Unsurprisingly, Seven Terraces was named so because it consists of a row of seven terraced houses.
But for owner Christopher Ong, the number seven has a deeper meaning.
“I sort of see seven as a quite a magical number,” says the investment banker turned international hotelier. “Firstly, it is a prime number. Secondly, ask yourself, how come there are seven days in a week? Why are there seven colours in the rainbow? Why is it called the seven deadly sins? I just thought, there must be something very special about the number.”
So when he chanced upon the property that was put up for sale in 2007, he thought it was an amazing opportunity although it “looks like a combination of junkyard plus Angkor Wat put together”.
“It looks like a really rundown row of terraces, with almost no roofs and nothing. The structure was there, but because they let it open, the building was vandalised,” recalls Chris.
But Chris knew it was very hard to come across very large terraces with high ceilings like these, having lived in Muntri Street for a long time. With the experience of restoring several decrepit buildings in the past like Clove Hall and Muntri Mews, he saw the potential of what could be done to the seven terrace houses.
Scroll through the gallery to see how Seven Terraces came to life:
"I've always had this love for Straits Chinese, Anglo Chinese traditional heritage architecture," says Chris. "I was disappointed because not many people have actually moved back into the inner city, and I just wondered why. But now I can understand because one, the lack of off-street parking - Malaysians are obsessed with their cars so they don't like park their cars in the street. And secondly, these houses are just too large for small nuclear families."
While it was obvious at that time to turn crumbling buildings into hotels, it may not make so much sense today. “It is very, very expensive to do that right now. To buy one of these homes and turn them into hotels is something you do out of a passion rather than just economic reality,” explains Chris.
As a lot of the original features were missing except for the structure. Chris had a free hand in doing whatever he wanted to do, and that’s precisely what he did. Quoting Chris: “My fantasy was always to recreate a Peranakan mansion, so the decorations and everything is all about going into a grand Peranakan mansion in the 1920s.”
The first step was to combine the contiguous row of Anglo-Chinese into one property. Built in the late 19th century, the architecture of these shophouses, with classical decorative details imported from England, was similar to the traditional urban house models common in southern China.
The open courtyard, another distinctive feature, was traditionally used for natural ventilation for the houses, allowing light and air into the interior rooms to keep the whole place well illuminated and cool the entire day through.
Complementing the Anglo-Chinese exterior, the interior was one that harks back to the romance and splendour of the Peranakan Chinese era. Cast iron lace work and rows of slatted wooden screens which adorn the interior serve to introduce ornate details to the simple background while the antique furnishings and fittings placed in choice spots throughout the hotel stand out in stark relief, bringing guests back to a bygone era that is steeped in culture and strong family bonds.
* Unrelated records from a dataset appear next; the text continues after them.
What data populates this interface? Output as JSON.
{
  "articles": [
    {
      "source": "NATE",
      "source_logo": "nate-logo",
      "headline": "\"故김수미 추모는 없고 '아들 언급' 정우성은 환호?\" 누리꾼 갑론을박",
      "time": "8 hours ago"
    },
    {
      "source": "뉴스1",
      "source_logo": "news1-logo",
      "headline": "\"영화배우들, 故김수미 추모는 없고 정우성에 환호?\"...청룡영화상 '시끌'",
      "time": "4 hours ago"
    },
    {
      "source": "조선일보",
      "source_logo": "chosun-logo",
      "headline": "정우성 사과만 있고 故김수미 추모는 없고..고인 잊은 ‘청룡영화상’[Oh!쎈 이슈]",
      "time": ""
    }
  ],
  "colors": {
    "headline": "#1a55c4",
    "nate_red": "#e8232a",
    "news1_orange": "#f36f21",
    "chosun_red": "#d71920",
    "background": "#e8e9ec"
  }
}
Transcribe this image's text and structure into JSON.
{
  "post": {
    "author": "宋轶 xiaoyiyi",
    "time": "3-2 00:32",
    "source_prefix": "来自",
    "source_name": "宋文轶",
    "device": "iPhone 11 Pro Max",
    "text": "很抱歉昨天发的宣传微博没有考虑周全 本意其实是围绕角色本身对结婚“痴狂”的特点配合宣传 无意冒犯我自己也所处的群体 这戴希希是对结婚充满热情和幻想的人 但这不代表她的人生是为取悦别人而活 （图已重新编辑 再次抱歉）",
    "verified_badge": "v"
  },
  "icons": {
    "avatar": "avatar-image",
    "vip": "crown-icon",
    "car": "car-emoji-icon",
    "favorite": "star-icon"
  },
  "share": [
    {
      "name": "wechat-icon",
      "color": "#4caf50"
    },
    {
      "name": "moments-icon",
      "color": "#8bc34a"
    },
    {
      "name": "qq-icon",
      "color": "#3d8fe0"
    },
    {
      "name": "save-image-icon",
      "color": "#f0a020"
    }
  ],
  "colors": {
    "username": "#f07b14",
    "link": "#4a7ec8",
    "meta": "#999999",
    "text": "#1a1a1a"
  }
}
Chris' collection of priceless antiques such as porcelain ware is proudly displayed around the hotel. "The first thing I did was basically to rent a large warehouse the minute I bought the building and started collecting as much furniture as I could, wherever I could," he laughs. "I've always joked that Seven Terraces is like a museum with a few rooms that you can live in rather than rooms with antique furniture in them."
“Everything is obvious because there is so much of it that you don't have to take it all in at once,” adds Chris. Because it is so much sensory explosion and so much sensory stimulation, you just can’t take it all in. Sometimes you just need to focus in on some things.”
The collection that Chris is most proud of is his collection of around 70 to 80 Kam Chings – colourful Peranakan ginger jars, which currently in the hotel's reception area.
While those are not for sale, there is an antique shop within the premises where you can purchase some of these precious collectables. "This is my favourite area. I think it's something that people don't realise, but it's, I think, the cleanest and most well laid out antique shop in Penang, if not Malaysia," says Chris. "I spend a lot of time curating the collection, and every single piece has been selected by myself. So even if it doesn't sell, it doesn't matter because I love all those pieces there."
Upstairs, each hotel suite boasts of blackwood and mother-of-pearl inlaid furniture and gilded cabinets and tables. In the Stewart Apartment, guests will be delighted with the original Peranakan Chinese wedding bed and accompanying cabinets.
The whole design concept goes down to even the restaurant, which was created from the front spaces of all the seven houses. "The concept was then to create a dining experience of what it would've been like to dine in the grand Peranakan mansions of the 1920s," says Chris. "So we use a lot of old China that's mixed up, because in the old days, people used to borrow and mix up different China from different generations when you entertain people."
When asked if he was ever worried about visitors mishandling his antiques, he replies without hesitation: "I just think that people who choose to come to Seven Terraces are people who love these things. I think if you didn't like Peranakan heritage or antiques, you just would not be attracted to come to stay here."